The monarch is a vibrant orange butterfly with black wing edges and veins and bright white spots along the wing edges and body. The mourning cloak butterfly has dark brown wings edged with a band of black followed by a bright white band. The Compton tortoiseshell has orange wings speckled with black, with a black band around the wing edges.

John's been monitoring his neighborhood birds and has noticed the male rose-breasted grosbeaks have moved south for the winter. The females and juveniles are still around but will follow the males soon. Hummingbird migration has also begun: don't forget to get those feeders out there to help them along their journey!

As a mail carrier in rural Grand Rapids, Minn., for 35 years, John Latimer put his own stamp on a career that delivered more than letters. Indeed, while driving the hundred-mile round-trip daily route, he passed the time by observing and recording seasonal changes in nature, learning everything he could about the area’s weather, plants and animals, and becoming the go-to guy who could answer customers’ questions about what they were seeing in the environment.

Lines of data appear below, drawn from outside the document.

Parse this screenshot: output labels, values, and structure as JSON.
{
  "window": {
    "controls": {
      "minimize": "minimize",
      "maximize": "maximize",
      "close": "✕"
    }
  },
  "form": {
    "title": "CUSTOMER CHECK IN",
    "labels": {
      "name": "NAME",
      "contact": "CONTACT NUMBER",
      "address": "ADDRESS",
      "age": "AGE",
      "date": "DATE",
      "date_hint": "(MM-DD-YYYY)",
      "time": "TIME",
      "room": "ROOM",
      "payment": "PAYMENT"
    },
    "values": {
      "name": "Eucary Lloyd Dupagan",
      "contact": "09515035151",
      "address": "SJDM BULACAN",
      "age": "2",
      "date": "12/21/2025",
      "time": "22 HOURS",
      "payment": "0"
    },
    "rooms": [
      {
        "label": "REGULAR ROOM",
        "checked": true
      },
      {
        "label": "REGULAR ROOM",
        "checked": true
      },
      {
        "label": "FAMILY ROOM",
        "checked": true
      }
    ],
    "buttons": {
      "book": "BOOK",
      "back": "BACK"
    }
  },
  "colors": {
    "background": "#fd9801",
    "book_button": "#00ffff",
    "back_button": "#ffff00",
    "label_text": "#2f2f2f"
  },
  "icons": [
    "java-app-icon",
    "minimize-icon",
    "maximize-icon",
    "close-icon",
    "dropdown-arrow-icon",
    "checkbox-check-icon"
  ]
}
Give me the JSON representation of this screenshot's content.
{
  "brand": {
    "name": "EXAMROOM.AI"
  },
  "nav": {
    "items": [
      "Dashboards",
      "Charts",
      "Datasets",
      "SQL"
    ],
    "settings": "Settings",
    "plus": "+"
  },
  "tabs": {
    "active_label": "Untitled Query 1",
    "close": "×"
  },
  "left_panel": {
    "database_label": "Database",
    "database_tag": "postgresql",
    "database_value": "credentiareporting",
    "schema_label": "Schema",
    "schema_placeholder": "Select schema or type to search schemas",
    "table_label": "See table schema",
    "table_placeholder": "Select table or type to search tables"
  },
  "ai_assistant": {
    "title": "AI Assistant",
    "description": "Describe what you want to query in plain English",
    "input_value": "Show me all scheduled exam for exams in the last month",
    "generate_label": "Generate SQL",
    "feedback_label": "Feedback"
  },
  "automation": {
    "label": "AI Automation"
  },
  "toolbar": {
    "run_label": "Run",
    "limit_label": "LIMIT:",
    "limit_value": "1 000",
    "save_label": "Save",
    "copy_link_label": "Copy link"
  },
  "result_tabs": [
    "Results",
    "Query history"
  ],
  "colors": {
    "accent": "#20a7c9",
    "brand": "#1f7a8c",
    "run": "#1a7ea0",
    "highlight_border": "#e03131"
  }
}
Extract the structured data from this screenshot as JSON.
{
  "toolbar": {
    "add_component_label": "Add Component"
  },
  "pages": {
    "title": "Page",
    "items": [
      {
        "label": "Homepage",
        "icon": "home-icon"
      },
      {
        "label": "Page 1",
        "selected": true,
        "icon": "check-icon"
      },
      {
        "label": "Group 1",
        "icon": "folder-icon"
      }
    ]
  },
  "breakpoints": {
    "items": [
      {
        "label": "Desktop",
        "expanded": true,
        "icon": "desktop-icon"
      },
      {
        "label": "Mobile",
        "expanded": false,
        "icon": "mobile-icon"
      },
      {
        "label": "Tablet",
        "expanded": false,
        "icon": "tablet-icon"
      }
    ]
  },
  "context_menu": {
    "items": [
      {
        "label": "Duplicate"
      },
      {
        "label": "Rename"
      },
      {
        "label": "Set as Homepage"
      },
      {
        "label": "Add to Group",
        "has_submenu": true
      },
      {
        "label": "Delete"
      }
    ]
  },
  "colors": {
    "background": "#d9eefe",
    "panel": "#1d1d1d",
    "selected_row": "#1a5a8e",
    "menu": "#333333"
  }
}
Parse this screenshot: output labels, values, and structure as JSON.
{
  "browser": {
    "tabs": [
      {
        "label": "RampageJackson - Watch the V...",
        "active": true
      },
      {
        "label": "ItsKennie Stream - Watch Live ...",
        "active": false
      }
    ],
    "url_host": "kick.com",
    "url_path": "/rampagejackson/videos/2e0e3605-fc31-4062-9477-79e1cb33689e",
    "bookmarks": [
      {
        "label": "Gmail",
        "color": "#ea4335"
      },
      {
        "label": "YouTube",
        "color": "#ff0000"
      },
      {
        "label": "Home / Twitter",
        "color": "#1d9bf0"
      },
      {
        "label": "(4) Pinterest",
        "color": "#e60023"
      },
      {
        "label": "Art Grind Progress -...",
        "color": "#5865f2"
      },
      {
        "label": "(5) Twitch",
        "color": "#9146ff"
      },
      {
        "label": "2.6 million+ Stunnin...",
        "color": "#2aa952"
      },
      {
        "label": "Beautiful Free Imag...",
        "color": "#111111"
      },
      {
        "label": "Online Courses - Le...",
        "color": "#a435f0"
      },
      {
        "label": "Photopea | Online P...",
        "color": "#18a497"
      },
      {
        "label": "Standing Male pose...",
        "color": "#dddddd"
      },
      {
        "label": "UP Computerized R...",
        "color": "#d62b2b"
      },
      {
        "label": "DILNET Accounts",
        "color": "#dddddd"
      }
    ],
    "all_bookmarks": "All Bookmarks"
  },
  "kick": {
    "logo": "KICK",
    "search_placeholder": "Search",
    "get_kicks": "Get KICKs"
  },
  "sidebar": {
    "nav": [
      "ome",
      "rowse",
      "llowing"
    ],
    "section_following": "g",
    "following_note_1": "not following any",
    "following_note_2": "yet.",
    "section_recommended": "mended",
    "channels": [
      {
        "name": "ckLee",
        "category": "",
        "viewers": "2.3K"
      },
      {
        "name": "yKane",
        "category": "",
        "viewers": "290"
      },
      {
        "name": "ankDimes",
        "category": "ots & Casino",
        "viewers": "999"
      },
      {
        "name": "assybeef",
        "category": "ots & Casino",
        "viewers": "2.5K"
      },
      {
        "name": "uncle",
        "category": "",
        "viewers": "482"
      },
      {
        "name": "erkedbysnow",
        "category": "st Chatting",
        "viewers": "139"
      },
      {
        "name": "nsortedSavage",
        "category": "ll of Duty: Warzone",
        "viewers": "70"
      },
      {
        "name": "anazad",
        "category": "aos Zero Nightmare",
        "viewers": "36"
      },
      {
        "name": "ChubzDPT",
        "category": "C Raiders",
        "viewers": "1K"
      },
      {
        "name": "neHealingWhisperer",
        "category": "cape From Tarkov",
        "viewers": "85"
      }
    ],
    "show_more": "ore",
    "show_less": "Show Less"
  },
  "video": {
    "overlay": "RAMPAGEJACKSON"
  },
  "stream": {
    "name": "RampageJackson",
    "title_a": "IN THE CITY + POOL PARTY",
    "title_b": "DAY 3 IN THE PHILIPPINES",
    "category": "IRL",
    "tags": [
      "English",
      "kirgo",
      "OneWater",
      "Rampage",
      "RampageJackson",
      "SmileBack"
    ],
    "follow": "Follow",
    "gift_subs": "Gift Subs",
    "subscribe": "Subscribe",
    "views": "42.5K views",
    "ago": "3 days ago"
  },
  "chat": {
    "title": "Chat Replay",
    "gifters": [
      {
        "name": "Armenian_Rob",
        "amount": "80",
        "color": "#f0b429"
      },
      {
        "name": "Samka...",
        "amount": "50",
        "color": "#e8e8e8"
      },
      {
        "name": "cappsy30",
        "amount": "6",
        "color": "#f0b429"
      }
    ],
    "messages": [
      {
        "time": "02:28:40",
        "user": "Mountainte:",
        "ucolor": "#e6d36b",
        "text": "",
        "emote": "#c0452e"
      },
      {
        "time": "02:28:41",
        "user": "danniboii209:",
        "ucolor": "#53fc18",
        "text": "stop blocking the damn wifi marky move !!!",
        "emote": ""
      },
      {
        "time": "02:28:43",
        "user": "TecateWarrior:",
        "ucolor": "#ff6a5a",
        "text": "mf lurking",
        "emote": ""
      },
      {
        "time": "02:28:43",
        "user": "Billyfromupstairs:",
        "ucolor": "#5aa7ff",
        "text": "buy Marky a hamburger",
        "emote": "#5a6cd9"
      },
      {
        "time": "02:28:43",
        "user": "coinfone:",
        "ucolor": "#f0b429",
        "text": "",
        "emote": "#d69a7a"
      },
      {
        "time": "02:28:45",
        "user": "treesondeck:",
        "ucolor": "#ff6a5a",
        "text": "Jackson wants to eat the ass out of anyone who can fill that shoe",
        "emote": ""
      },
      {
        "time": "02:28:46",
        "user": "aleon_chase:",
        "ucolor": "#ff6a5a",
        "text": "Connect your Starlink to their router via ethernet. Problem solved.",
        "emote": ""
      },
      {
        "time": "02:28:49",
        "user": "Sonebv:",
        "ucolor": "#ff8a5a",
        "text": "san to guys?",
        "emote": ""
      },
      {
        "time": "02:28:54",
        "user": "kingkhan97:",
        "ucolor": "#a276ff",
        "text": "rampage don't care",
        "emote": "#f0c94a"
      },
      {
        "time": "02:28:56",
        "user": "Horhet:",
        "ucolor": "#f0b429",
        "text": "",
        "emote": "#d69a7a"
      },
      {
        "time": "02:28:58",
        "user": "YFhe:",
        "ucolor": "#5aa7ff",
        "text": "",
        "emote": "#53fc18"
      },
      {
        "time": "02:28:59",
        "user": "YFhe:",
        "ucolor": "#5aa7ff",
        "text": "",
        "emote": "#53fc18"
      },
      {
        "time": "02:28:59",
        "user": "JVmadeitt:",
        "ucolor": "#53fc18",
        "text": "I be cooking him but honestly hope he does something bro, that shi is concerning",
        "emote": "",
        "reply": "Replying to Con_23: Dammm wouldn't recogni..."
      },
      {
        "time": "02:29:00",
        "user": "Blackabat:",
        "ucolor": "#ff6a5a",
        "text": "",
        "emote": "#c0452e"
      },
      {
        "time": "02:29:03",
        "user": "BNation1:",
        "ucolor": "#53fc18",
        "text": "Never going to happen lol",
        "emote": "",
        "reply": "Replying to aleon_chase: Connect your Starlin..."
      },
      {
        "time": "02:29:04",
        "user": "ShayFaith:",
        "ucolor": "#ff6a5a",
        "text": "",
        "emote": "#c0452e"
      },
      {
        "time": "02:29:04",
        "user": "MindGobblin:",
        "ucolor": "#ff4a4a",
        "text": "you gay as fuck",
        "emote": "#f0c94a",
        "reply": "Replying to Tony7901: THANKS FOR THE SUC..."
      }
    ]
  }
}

Heidi Holtan has worked at KAXE/KBXE for over 22 years. She currently helms the Morning Show as News and Public Affairs Director where she manages producers, hosts local interviews and programs, oversees and manages web stories and establishes focus areas of programming like phenology, clean energy, Indigenous voices, Strong Women, local foods, clean energy, economic development and more. Heidi is a regional correspondent for WDSE/WRPT's Duluth Public Television’s Almanac North. In 2018 Heidi received the “Building Bridges in Media” award from the Islamic Resource Group for her work on KAXE/KBXE hosting conversations about anti-Muslim movements in rural Minnesota. During the pandemic, Heidi hosted 14 months of a weekly statewide conversation on COVID-19 for the AMPERS network.
Sarah Mitchell (she/they) joined the KAXE team in February of 2022. Sarah creates the Season Watch Newsletter, writes segment summaries for the website, and coordinates our Engaging Minnesotans with Phenology project. With a background in wildlife biology, Sarah enjoys learning a little bit about everything, whether it's plants, mushrooms, aquatic invertebrates, or the short-tailed shrew (did you know they can echolocate?).